___ Exercise input

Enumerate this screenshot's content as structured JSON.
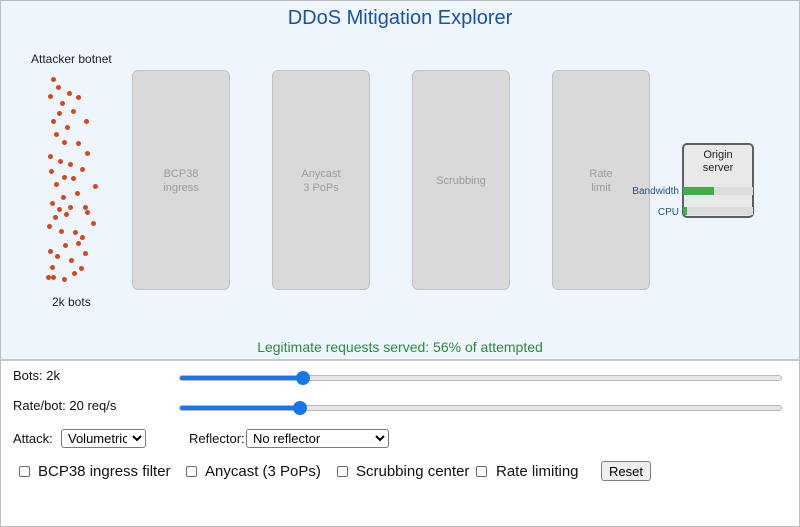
{
  "header": {
    "title": "DDoS Mitigation Explorer"
  },
  "botnet": {
    "label": "Attacker botnet",
    "count_label": "2k bots"
  },
  "stages": [
    {
      "label": "BCP38\ningress"
    },
    {
      "label": "Anycast\n3 PoPs"
    },
    {
      "label": "Scrubbing"
    },
    {
      "label": "Rate\nlimit"
    }
  ],
  "origin": {
    "title": "Origin\nserver",
    "bandwidth_label": "Bandwidth",
    "bandwidth_level": 0.44,
    "cpu_label": "CPU",
    "cpu_level": 0.06
  },
  "status": {
    "served_text": "Legitimate requests served: 56% of attempted"
  },
  "controls": {
    "bots_label": "Bots: 2k",
    "bots_level": 0.205,
    "rate_label": "Rate/bot: 20 req/s",
    "rate_level": 0.2,
    "attack_label": "Attack:",
    "attack_value": "Volumetric",
    "reflector_label": "Reflector:",
    "reflector_value": "No reflector",
    "bcp38_label": "BCP38 ingress filter",
    "anycast_label": "Anycast (3 PoPs)",
    "scrubbing_label": "Scrubbing center",
    "ratelimit_label": "Rate limiting",
    "reset_label": "Reset"
  },
  "colors": {
    "title": "#1a52a8",
    "bot": "#d8461c",
    "meter": "#3fae49",
    "served": "#2e8b3a",
    "slider": "#1676ee"
  }
}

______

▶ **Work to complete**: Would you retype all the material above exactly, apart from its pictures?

▶ **Answer to this exercise**:
Enumerate this screenshot's content as structured JSON.
{
  "header": {
    "title": "DDoS Mitigation Explorer"
  },
  "botnet": {
    "label": "Attacker botnet",
    "count_label": "2k bots"
  },
  "stages": [
    {
      "label": "BCP38\ningress"
    },
    {
      "label": "Anycast\n3 PoPs"
    },
    {
      "label": "Scrubbing"
    },
    {
      "label": "Rate\nlimit"
    }
  ],
  "origin": {
    "title": "Origin\nserver",
    "bandwidth_label": "Bandwidth",
    "bandwidth_level": 0.44,
    "cpu_label": "CPU",
    "cpu_level": 0.06
  },
  "status": {
    "served_text": "Legitimate requests served: 56% of attempted"
  },
  "controls": {
    "bots_label": "Bots: 2k",
    "bots_level": 0.205,
    "rate_label": "Rate/bot: 20 req/s",
    "rate_level": 0.2,
    "attack_label": "Attack:",
    "attack_value": "Volumetric",
    "reflector_label": "Reflector:",
    "reflector_value": "No reflector",
    "bcp38_label": "BCP38 ingress filter",
    "anycast_label": "Anycast (3 PoPs)",
    "scrubbing_label": "Scrubbing center",
    "ratelimit_label": "Rate limiting",
    "reset_label": "Reset"
  },
  "colors": {
    "title": "#1a52a8",
    "bot": "#d8461c",
    "meter": "#3fae49",
    "served": "#2e8b3a",
    "slider": "#1676ee"
  }
}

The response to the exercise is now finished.